Your task =
Provide an exact reproduction of every entry.

──────── Input data

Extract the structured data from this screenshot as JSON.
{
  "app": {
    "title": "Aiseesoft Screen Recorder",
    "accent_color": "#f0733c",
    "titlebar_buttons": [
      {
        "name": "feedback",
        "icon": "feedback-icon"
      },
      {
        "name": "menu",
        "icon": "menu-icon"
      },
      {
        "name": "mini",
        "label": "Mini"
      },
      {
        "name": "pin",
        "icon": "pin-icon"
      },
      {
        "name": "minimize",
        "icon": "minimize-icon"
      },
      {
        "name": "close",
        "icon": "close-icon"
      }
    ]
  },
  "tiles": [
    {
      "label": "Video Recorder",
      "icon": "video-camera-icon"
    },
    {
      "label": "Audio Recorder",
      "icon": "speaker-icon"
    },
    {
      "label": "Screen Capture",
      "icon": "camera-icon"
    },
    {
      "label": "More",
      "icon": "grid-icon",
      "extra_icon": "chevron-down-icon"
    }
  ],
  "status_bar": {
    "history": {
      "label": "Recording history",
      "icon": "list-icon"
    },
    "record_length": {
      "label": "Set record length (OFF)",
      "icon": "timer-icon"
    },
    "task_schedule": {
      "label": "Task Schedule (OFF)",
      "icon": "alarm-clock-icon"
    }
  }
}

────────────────

Response to this exercise =
Extract the structured data from this screenshot as JSON.
{
  "app": {
    "title": "Aiseesoft Screen Recorder",
    "accent_color": "#f0733c",
    "titlebar_buttons": [
      {
        "name": "feedback",
        "icon": "feedback-icon"
      },
      {
        "name": "menu",
        "icon": "menu-icon"
      },
      {
        "name": "mini",
        "label": "Mini"
      },
      {
        "name": "pin",
        "icon": "pin-icon"
      },
      {
        "name": "minimize",
        "icon": "minimize-icon"
      },
      {
        "name": "close",
        "icon": "close-icon"
      }
    ]
  },
  "tiles": [
    {
      "label": "Video Recorder",
      "icon": "video-camera-icon"
    },
    {
      "label": "Audio Recorder",
      "icon": "speaker-icon"
    },
    {
      "label": "Screen Capture",
      "icon": "camera-icon"
    },
    {
      "label": "More",
      "icon": "grid-icon",
      "extra_icon": "chevron-down-icon"
    }
  ],
  "status_bar": {
    "history": {
      "label": "Recording history",
      "icon": "list-icon"
    },
    "record_length": {
      "label": "Set record length (OFF)",
      "icon": "timer-icon"
    },
    "task_schedule": {
      "label": "Task Schedule (OFF)",
      "icon": "alarm-clock-icon"
    }
  }
}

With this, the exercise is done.